Although the direct heritage of cabbage rolls cannot be certain, it’s lineage can be traced back to Jewish cooking some 2,000 years ago. Recipes vary among Jewish communities depending on region; Romanians and northern Poles prefer a savory sauce, while Jews from Galicia and Ukraine favor sweet-and-sour. Many variations of this traditional dish have since then been adapted throughout numerous cultures.

Here are a few of those variations, let them inspire you to taste cabbage rolls form around the world!

Jewish – holishkls

Served during the fall harvest festival. Made with raisins, brown sugar, lemon and tomato for a sweet and sour taste.

Bulgarian – sarmi

Made with veal, pork, finely chopped mint, sweet paprika and yogurt.

Romania – sarmale

Traditionally served on Christmas and New Year’s Eve but also served throughout the year at weddings, baptism parties, and other large celebrations.Ground pork is mixed with sauteed caramelized onions and rice stuffed in a cabbage leaf, pickled sauerkraut leaf or grape leaf. For flavor, they usually consist of layers with smoked pork fat, smoked ribs, or smoked sausage. Dry or fresh dill is a must, with a generous layer at the bottom of the pot and with additional dill finely chopped throughout the dish.

Ukrainian – holubtsi

Typical Ukrainian cabbage rolls can be made from either pickled or parboiled cabbage leaves. Fillings traditionally contain rice only, since the typical peasant diet was largely vegetarian due to the higher cost of meat. Nowadays they are generally stuffed with rice and beef or bacon. The finished rolls may be simmered in thinned tomato juice, beef stock, vegetable stock, or even miso broth. Made with sauerkraut and served with perogie.

Czechs & Croatians – sarma

Cabbage rolls are a staple diet of the population in Croatia. Stuffed cabbage with smoked ground pork is a Croatian favorite at Christmas.

Lithuanians – balandeliai

Served during the fall harvest festival.
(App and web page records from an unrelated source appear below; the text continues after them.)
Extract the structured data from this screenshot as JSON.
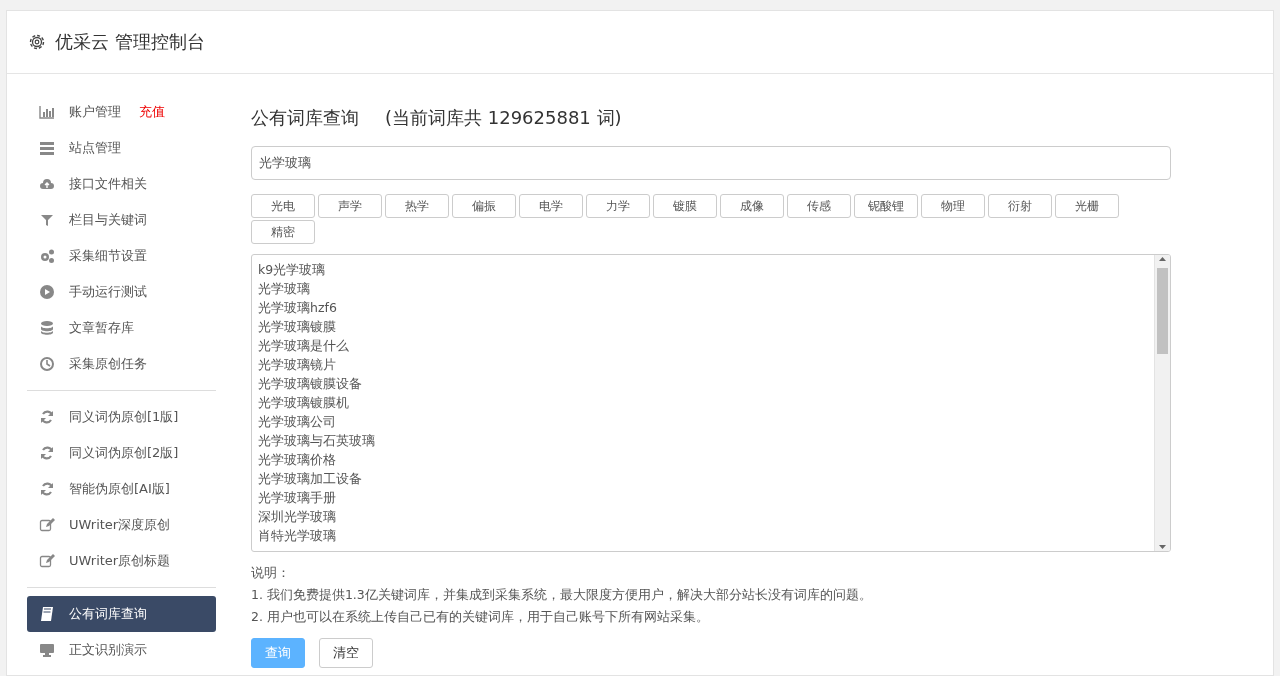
{
  "header": {
    "title": "优采云 管理控制台"
  },
  "sidebar": {
    "groups": [
      {
        "items": [
          {
            "label": "账户管理",
            "link": "充值",
            "selected": false
          },
          {
            "label": "站点管理",
            "selected": false
          },
          {
            "label": "接口文件相关",
            "selected": false
          },
          {
            "label": "栏目与关键词",
            "selected": false
          },
          {
            "label": "采集细节设置",
            "selected": false
          },
          {
            "label": "手动运行测试",
            "selected": false
          },
          {
            "label": "文章暂存库",
            "selected": false
          },
          {
            "label": "采集原创任务",
            "selected": false
          }
        ]
      },
      {
        "items": [
          {
            "label": "同义词伪原创[1版]",
            "selected": false
          },
          {
            "label": "同义词伪原创[2版]",
            "selected": false
          },
          {
            "label": "智能伪原创[AI版]",
            "selected": false
          },
          {
            "label": "UWriter深度原创",
            "selected": false
          },
          {
            "label": "UWriter原创标题",
            "selected": false
          }
        ]
      },
      {
        "items": [
          {
            "label": "公有词库查询",
            "selected": true
          },
          {
            "label": "正文识别演示",
            "selected": false
          }
        ]
      }
    ]
  },
  "main": {
    "title": "公有词库查询",
    "count_note": "(当前词库共 129625881 词)",
    "search": {
      "value": "光学玻璃"
    },
    "tags": [
      "光电",
      "声学",
      "热学",
      "偏振",
      "电学",
      "力学",
      "镀膜",
      "成像",
      "传感",
      "铌酸锂",
      "物理",
      "衍射",
      "光栅",
      "精密"
    ],
    "results": [
      "k9光学玻璃",
      "光学玻璃",
      "光学玻璃hzf6",
      "光学玻璃镀膜",
      "光学玻璃是什么",
      "光学玻璃镜片",
      "光学玻璃镀膜设备",
      "光学玻璃镀膜机",
      "光学玻璃公司",
      "光学玻璃与石英玻璃",
      "光学玻璃价格",
      "光学玻璃加工设备",
      "光学玻璃手册",
      "深圳光学玻璃",
      "肖特光学玻璃"
    ],
    "notes_title": "说明：",
    "notes": [
      "1. 我们免费提供1.3亿关键词库，并集成到采集系统，最大限度方便用户，解决大部分站长没有词库的问题。",
      "2. 用户也可以在系统上传自己已有的关键词库，用于自己账号下所有网站采集。"
    ],
    "buttons": [
      {
        "label": "查询",
        "kind": "primary"
      },
      {
        "label": "清空",
        "kind": "default"
      }
    ]
  }
}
Made with raisins, brown sugar, lemon and tomato for a sweet and sour taste.

Russian – golubtsy

The Russian version of cabbage rolls usually consists of cooked meatballs wrapped in cabbage leaves. Rice is commonly added to the stuffing as well, but stuffing the rolls with rice only is rare, generally served with sour cream.

Polish – golabki
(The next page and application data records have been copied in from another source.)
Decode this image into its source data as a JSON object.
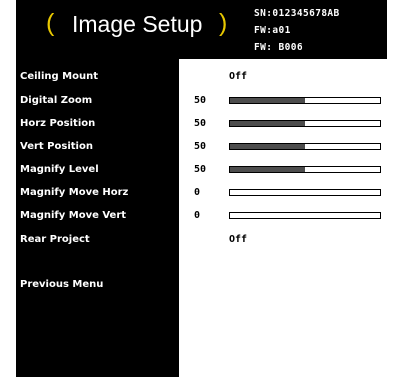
{
  "header": {
    "title": "Image Setup",
    "paren_open": "(",
    "paren_close": ")",
    "serial": "SN:012345678AB",
    "fw1": "FW:a01",
    "fw2": "FW: B006"
  },
  "colors": {
    "paren": "#e8c800",
    "bar_fill": "#4d4d4d"
  },
  "menu": [
    {
      "label": "Ceiling Mount",
      "type": "text",
      "value": "Off"
    },
    {
      "label": "Digital Zoom",
      "type": "slider",
      "value": "50",
      "level": 0.5
    },
    {
      "label": "Horz Position",
      "type": "slider",
      "value": "50",
      "level": 0.5
    },
    {
      "label": "Vert Position",
      "type": "slider",
      "value": "50",
      "level": 0.5
    },
    {
      "label": "Magnify Level",
      "type": "slider",
      "value": "50",
      "level": 0.5
    },
    {
      "label": "Magnify Move Horz",
      "type": "slider",
      "value": "0",
      "level": 0
    },
    {
      "label": "Magnify Move Vert",
      "type": "slider",
      "value": "0",
      "level": 0
    },
    {
      "label": "Rear Project",
      "type": "text",
      "value": "Off"
    }
  ],
  "previous_menu": "Previous Menu"
}
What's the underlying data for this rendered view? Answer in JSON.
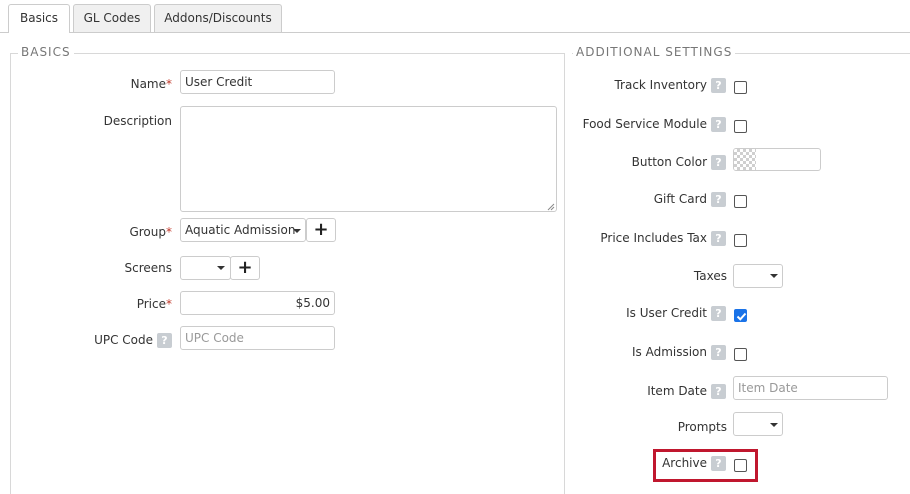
{
  "tabs": [
    "Basics",
    "GL Codes",
    "Addons/Discounts"
  ],
  "basics": {
    "legend": "BASICS",
    "name_label": "Name",
    "name_value": "User Credit",
    "description_label": "Description",
    "description_value": "",
    "group_label": "Group",
    "group_value": "Aquatic Admission",
    "screens_label": "Screens",
    "screens_value": "",
    "price_label": "Price",
    "price_value": "$5.00",
    "upc_label": "UPC Code",
    "upc_placeholder": "UPC Code",
    "required_mark": "*",
    "help_glyph": "?"
  },
  "additional": {
    "legend": "ADDITIONAL SETTINGS",
    "track_inventory_label": "Track Inventory",
    "track_inventory_checked": false,
    "food_service_label": "Food Service Module",
    "food_service_checked": false,
    "button_color_label": "Button Color",
    "gift_card_label": "Gift Card",
    "gift_card_checked": false,
    "price_includes_tax_label": "Price Includes Tax",
    "price_includes_tax_checked": false,
    "taxes_label": "Taxes",
    "taxes_value": "",
    "is_user_credit_label": "Is User Credit",
    "is_user_credit_checked": true,
    "is_admission_label": "Is Admission",
    "is_admission_checked": false,
    "item_date_label": "Item Date",
    "item_date_placeholder": "Item Date",
    "prompts_label": "Prompts",
    "prompts_value": "",
    "archive_label": "Archive",
    "archive_checked": false,
    "help_glyph": "?"
  },
  "colors": {
    "highlight": "#c0172e",
    "checkbox_checked": "#1a73e8",
    "required": "#c0392b"
  },
  "icons": {
    "add": "plus-icon",
    "dropdown": "chevron-down-icon",
    "help": "help-icon",
    "check": "checkmark-icon"
  }
}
Golabki, pronounced gowumpkee is also known as Stuffed Cabbage Rolls and it’s a Polish dish consisting of cabbage leaves stuffed with a savory mix of beef, pork and rice or barely, generally served with a tomato based sauce.

Finnish – kaalikaaryle

Grounded pork or beef, onion, barley and rice are used as the filling elements, and the cabbage rolls are browned before brazing. Kaalikaayleet can be enjoyed as a main course dish during meals with boiled potato and lingoberries as accompaniments.